It was the spring semester of 1969 and the population geneticist Richard Lewontin had come to Harvard to deliver a talk on a new methodology that promised to revolutionize the field of population genetics. Lewontin was then at nearly the height of his powers, and 250 people, myself included, were crammed into a lecture hall to hear his eagerly anticipated talk. It was my devout wish that he would fall flat on his face.
The reason for this is that I had just been introduced to him by E. O. Wilson, Harvard's fabulous social insect man, at the tea preceding his talk. Lewontin had at once proceeded to dump on me, a mere first-year graduate student. The previous fall I had written a very negative paper attacking the work of two theoretical ecologists, Robert MacArthur and Richard Levins, and Lewontin was a personal friend of Levins at the University of Chicago. A fellow graduate student had carried the manuscript to a conference and allowed someone to make a photocopy, and like a true pathogen it had spread rapidly around the globe. I even received a glowing letter from a well-known Australian ecologist. When I realized the manuscript had gone public I sent copies to MacArthur and Levins. MacArthur wrote a very nice letter in return; Levins did not deign to reply. Lewontin began by saying, “Oh yes, you're the fellow that wrote that wrong-headed paper on MacArthur and Levins, ” and dismissed it in a few sentences. He pointed to some equations on the board that he had apparently shown to Ed Wilson and told me that one of my criticism was easily handled if you used these equations. As Wilson squinted myopically toward the board (and with only one good eye at that!) I thought I could see at a glance that Lewontin had merely complexified the problem—thereby hiding the error more deeply—but that the same problem remained in his formulation as in the work of Levins himself.
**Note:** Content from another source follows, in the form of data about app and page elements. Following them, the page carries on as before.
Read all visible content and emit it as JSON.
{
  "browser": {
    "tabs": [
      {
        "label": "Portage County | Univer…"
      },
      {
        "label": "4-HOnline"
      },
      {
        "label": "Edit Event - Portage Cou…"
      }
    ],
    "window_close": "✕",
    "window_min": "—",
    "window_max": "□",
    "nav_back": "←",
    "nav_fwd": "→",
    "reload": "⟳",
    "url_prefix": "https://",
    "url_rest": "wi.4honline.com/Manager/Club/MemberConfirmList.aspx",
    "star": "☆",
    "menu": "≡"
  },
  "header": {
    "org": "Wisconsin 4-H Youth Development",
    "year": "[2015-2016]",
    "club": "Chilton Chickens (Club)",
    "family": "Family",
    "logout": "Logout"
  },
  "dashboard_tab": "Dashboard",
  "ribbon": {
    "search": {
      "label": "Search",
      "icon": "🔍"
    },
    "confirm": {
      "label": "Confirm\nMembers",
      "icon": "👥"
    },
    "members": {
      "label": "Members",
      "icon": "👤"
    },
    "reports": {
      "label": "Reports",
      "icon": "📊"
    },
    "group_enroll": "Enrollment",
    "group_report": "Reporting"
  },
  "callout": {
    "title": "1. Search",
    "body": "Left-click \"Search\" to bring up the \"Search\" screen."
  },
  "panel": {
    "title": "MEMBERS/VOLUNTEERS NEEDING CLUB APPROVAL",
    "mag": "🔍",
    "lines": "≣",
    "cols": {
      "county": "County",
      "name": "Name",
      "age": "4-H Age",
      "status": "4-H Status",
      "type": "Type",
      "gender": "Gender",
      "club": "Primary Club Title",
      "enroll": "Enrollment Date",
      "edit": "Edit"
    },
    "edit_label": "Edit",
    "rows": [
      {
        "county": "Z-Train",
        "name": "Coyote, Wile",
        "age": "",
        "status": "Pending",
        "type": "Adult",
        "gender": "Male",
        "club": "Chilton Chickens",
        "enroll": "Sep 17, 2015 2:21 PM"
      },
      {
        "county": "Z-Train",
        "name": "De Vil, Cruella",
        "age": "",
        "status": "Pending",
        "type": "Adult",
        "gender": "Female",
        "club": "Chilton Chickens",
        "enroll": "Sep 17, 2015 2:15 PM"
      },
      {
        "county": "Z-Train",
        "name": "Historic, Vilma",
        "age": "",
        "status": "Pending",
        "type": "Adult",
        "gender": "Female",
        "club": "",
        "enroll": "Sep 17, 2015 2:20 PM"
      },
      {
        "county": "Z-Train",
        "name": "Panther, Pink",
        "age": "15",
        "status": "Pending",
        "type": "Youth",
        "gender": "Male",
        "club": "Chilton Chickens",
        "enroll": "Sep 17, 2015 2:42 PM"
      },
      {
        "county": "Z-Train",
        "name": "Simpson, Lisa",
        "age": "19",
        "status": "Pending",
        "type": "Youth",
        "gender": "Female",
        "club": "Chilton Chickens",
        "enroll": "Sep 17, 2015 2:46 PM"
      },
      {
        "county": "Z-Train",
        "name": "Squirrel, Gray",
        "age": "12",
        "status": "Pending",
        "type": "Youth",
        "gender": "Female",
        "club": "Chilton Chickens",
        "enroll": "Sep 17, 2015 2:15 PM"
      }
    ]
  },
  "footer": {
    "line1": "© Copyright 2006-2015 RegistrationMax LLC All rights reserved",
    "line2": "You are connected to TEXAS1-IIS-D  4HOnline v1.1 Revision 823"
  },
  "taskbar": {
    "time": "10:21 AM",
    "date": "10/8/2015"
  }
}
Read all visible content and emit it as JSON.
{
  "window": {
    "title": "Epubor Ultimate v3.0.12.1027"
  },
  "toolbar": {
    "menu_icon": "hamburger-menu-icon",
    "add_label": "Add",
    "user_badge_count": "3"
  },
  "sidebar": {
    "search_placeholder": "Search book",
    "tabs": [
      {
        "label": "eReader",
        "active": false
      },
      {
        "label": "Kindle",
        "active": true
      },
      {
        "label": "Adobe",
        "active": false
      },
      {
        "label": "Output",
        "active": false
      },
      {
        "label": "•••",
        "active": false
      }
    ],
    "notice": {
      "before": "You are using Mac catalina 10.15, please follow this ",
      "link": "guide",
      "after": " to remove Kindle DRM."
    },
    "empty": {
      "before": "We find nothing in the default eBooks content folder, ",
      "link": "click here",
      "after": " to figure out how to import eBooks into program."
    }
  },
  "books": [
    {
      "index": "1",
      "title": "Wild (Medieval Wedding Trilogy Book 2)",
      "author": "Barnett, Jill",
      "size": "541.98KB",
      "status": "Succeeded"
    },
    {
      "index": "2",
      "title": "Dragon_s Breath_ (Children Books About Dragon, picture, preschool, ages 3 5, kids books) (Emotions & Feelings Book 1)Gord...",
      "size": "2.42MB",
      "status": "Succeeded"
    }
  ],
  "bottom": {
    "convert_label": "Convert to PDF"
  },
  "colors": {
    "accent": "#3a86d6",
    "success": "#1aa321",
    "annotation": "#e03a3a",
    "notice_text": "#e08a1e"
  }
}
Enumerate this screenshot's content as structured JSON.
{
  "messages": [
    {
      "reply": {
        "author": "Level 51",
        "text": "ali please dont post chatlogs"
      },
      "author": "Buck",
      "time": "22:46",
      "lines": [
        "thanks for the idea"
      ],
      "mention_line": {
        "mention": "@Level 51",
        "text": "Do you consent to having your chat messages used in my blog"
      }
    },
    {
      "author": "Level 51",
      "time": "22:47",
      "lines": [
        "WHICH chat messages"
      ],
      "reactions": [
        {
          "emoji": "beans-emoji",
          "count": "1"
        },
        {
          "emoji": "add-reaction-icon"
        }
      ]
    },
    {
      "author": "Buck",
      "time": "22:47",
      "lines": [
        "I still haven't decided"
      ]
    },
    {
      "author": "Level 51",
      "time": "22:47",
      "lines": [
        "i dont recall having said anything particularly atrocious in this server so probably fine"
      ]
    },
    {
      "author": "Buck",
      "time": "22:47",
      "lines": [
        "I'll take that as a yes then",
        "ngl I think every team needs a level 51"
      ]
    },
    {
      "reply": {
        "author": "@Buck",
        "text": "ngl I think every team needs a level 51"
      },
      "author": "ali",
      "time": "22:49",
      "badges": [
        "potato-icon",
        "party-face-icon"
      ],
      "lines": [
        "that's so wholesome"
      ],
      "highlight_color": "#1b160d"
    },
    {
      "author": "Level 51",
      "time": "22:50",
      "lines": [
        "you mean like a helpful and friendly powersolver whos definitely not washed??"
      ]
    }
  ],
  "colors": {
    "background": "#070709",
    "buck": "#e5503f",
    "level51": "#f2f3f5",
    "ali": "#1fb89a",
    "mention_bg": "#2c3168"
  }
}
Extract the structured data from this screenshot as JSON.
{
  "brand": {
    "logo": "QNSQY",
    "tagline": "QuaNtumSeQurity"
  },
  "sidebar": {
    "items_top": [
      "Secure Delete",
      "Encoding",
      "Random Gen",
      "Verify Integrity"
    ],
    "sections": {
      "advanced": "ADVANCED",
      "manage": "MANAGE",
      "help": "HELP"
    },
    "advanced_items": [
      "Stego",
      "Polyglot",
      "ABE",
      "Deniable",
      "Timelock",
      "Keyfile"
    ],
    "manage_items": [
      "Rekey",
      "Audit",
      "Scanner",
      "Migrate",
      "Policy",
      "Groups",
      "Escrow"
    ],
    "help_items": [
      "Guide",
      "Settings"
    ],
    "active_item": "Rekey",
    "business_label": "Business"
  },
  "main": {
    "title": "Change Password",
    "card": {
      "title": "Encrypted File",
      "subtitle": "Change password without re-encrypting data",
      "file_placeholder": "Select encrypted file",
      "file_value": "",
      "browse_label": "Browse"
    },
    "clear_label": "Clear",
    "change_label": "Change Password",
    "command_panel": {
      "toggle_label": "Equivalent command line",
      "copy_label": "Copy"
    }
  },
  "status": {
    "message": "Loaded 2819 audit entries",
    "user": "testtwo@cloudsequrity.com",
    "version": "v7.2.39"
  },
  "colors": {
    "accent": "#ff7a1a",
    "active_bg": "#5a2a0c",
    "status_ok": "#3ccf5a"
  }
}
I have learned in my life that my memory of what I regard as odious